“I had several big bowls of plums, and there was no way we were going to eat them all,” Terri recalled. “So (my husband) Jeff suggested that I make plum jelly out of them.”
Terri admits the idea of canning was a little scary to her.
“I remember canning being this long drawn out process with a big pot,” Terri said. “I just found it a little intimidating so I’d never tried it.”
At Jeff’s request, Terri said she decided she would give it a try.
“We went to Atwoods and got all the stuff to do it with,” she said. “I think the pot cost like $25 so it’s very affordable, and the jars weren’t really that expensive either.”
Terri said she followed the instructions that came with her cooker during her first attempt/.
“I basically just followed these instructions,” she said. “They have how to do it, step by step instructions in there.”
Terri said what she didn’t learn from her instructions, she quickly picked up from her friend, Google.
“I did a little research on the Internet too,” she said.
Terri found her first batch of jelly to be time consuming because she opted not to use pectin in it.
“I didn’t use the pectin the first time so I had to go through several rounds of boiling and cooling to get it right,” she said. “It took me all day to do it.”
After experiencing the long, drawn out process of making jelly without pectin, Terri decided to go with using pectin, which is an agent that makes the ingredients gel to a jelly-like consistency.
“Once I started using the pectin, each batch only took about 15 minutes,” she said. “The directions said 10 but I left mine in there for 15 just to be sure the jars were sealed good.”
Terri said every jar sealed perfectly and there were no problems with her jelly.
Still, she explained, the jars without the pectin did have the same consistency as the jars with the pectin it just took it longer to get there.
Terri also got fresh blueberries from her father-in-law’s orchard. She decided to freeze them, but she learned there’s a trick to freezing blueberries as well.
“I put a picture of my blueberries on Facebook, and (a friend) commented and told me not to wash them before I froze them, “ she explained. “Apparently, if you wash them before you freeze them, they get soggy.”
The Longings also have a garden at their home.

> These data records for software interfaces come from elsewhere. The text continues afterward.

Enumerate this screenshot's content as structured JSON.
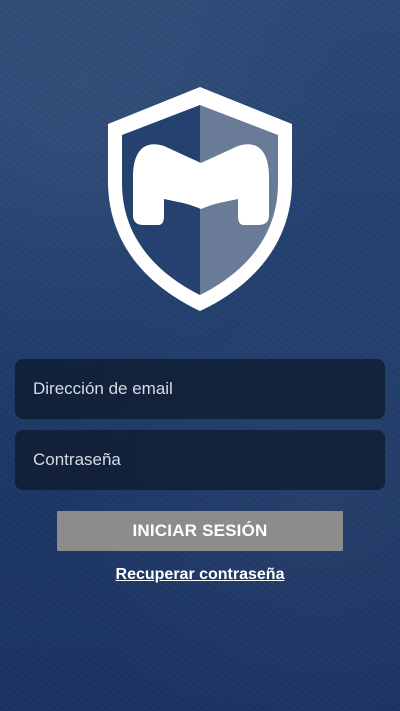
{
  "login": {
    "email_placeholder": "Dirección de email",
    "email_value": "",
    "password_placeholder": "Contraseña",
    "password_value": "",
    "submit_label": "INICIAR SESIÓN",
    "recover_label": "Recuperar contraseña"
  },
  "logo": {
    "icon": "shield-m-logo",
    "color": "#ffffff"
  },
  "colors": {
    "background_top": "#2c4775",
    "background_bottom": "#1a3362",
    "button": "#8c8c8c",
    "field": "#0e182a"
  }
}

Once the tomatoes are ripe, Terri plans to blanch, cut and freeze them as well.
“It’s amazing how much money you can save by canning and freezing your own fruit and vegetables,” she said.

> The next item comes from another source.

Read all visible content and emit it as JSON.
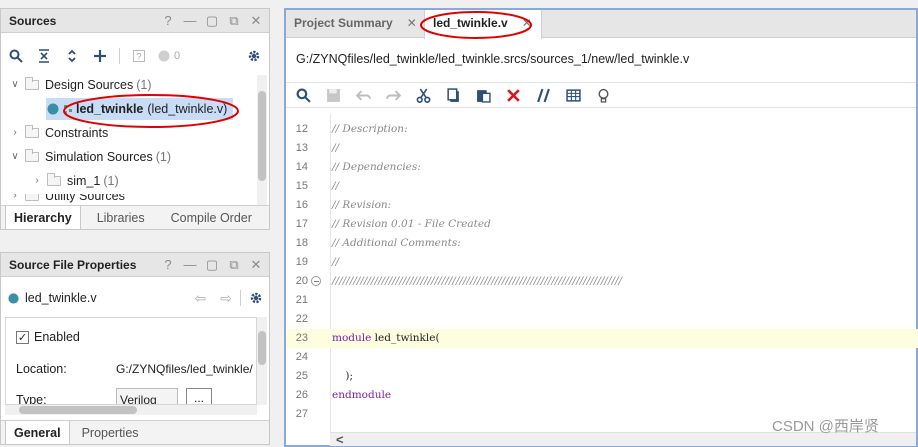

While she isn’t committing to canning everything she has in abundance, Terri said this experience has made her see that canning isn’t quite as intimidating as she once thought it was.